We address the constitutionality of three provisions of Washington election law as applied to the political committees that support and oppose ballot measures. We hold that Washington’s disclosure requirements, Washington Revised Code § 42.17.090 and Washington Administrative Code § 390-16-034, which require these committees to disclose the name and address of contributors giving more than $25, and additionally to disclose the employer and occupation of contributors giving more than $100, survive exacting scrutiny because they are substantially related to the important governmental interest in informing the electorate. We hold that Washington Revised Code § 42.17.105(8), which prohibits a political committee from accepting from any one person contributions exceeding $5,000 within 21 days of a general election, is not closely drawn to achieve the state’s important interest in informing the electorate. Section 42.17.105(8) is therefore unconstitutional as applied to ballot measure committees.
We affirm the judgment of the district court.

Thursday, February 02, 2012

Are Floodway Restrictions Unduly Oppressive?

Nope, not according to Division 3 of the Washington Court of Appeals. In a decision issued today the court reviews the current law of nonconforming structures and substantive due process in Washington.

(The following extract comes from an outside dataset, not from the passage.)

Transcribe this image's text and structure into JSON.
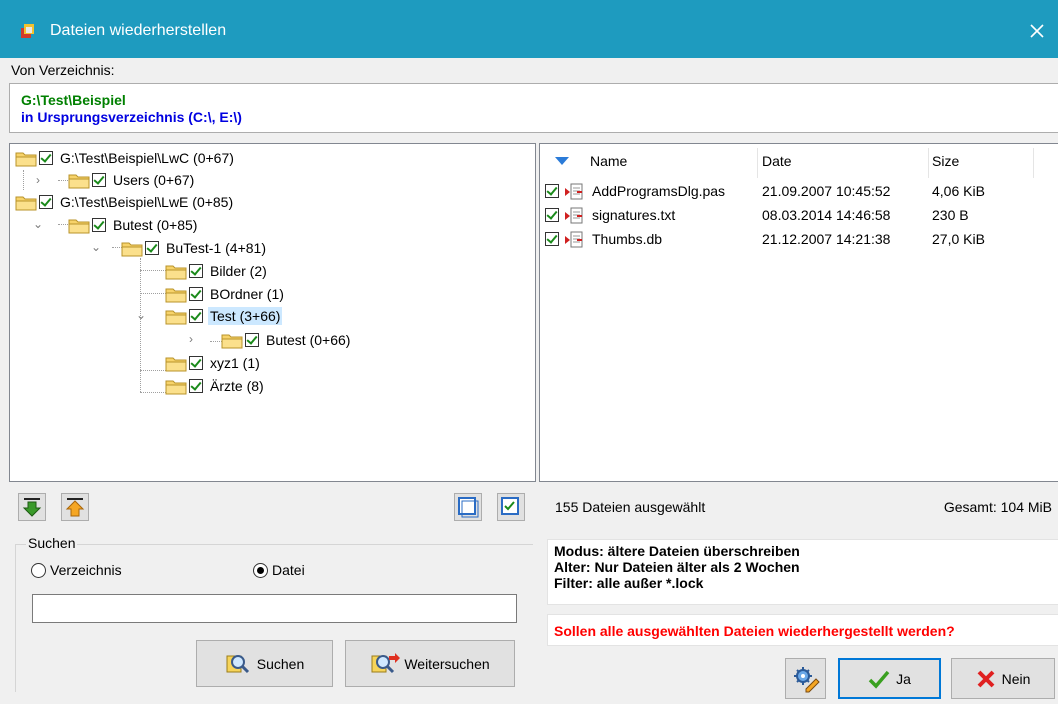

Sun-Tides Mobile Home Park is located in the floodway of the Naches River. When a mobile home was completely removed and the lot became available, a building permit was applied for to install a new mobile home. The permit was denied because the previous home was a nonconforming structure. The Park appealed to the Superior Court which reversed the denial as violative of substantive due process. On appeal by Yakima County and the Department of Ecology, the Court of Appeals reversed the Superior Court.